All the sound work is excellent. The voice acting is great. I didn’t recognize any of the voice actors, though. Sometimes that’s a good thing. I don’t remember anything particular standing out about the sound, but that’s the sign it’s been done right.
I never owned an XBOX, and rarely ever touched a controller. I’d had my hands on the original controller when I demoed a unit at a Best Buy, thankfully I played on the smaller one. But this was my first real experience on a controller for any length of time after my SNES. A friend had loaned me a PS1 and N64 for the sake of Chrono Cross and Zelda Ocarina of Time. But those didn’t help prepare me in the slightest, they all feel so different.
I probably started off rockier than most trying to learn the controls of the controller at the same time as the game. “Which one was B again?*look down*” happened more than once. This same pattern repeated itself when I had another roommate with a PS3.
Tangents aside, I managed to learn the controls quickly, even with such a handicap. Any XBOX owner should pick up on it with no problem.
Sadly, no. Even though I call it a spiritual successor to Secret of Mana(in gameplay, not in story), it was one player only.
Like most of the action RPGs, one playthrough ought to be much the same as the last. Although there is a character development and character advancement system that lets you tailor each character a bit. There are the occasional weapons found that have certain properties like damage over speed, and the player has to decide what to use and when.
I really wouldn’t mind playing it again right now. I don’t have an XBOX or that old roommate nearby, sadly. It has as much replay value as any of the other “spiritual” versions of it. They’re all long journeys, not to be relived rapidly, like a good book.

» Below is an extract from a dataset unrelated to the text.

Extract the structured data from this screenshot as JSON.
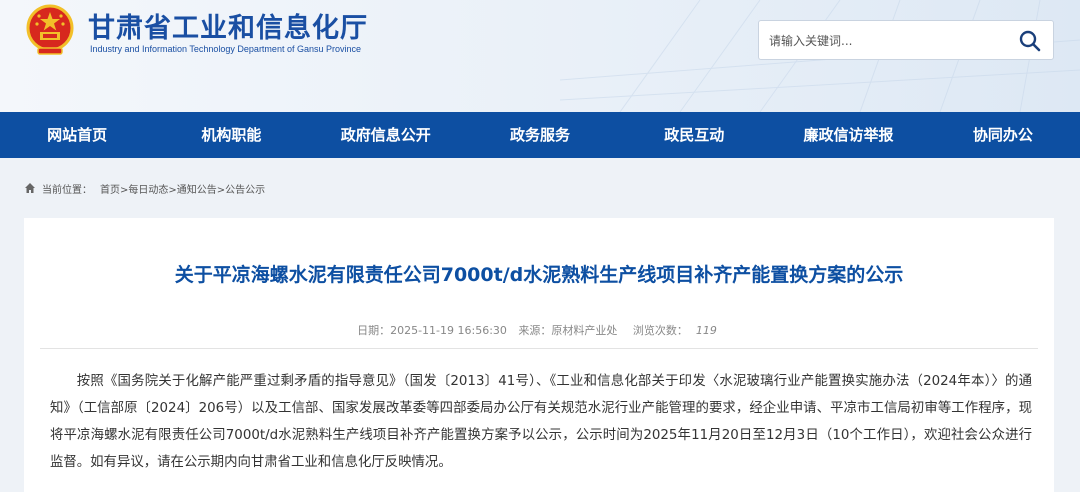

Even though I managed to learn the controls, I still wish I had a keyboard and mouse. I’m always much better at those.
I can’t get that music out of my head.
Boiling it Down
Solid action RPG in the style of Secret of Mana or Illusion of Gaia, evolved with modern technology. If that appeals to you, so will Sudeki.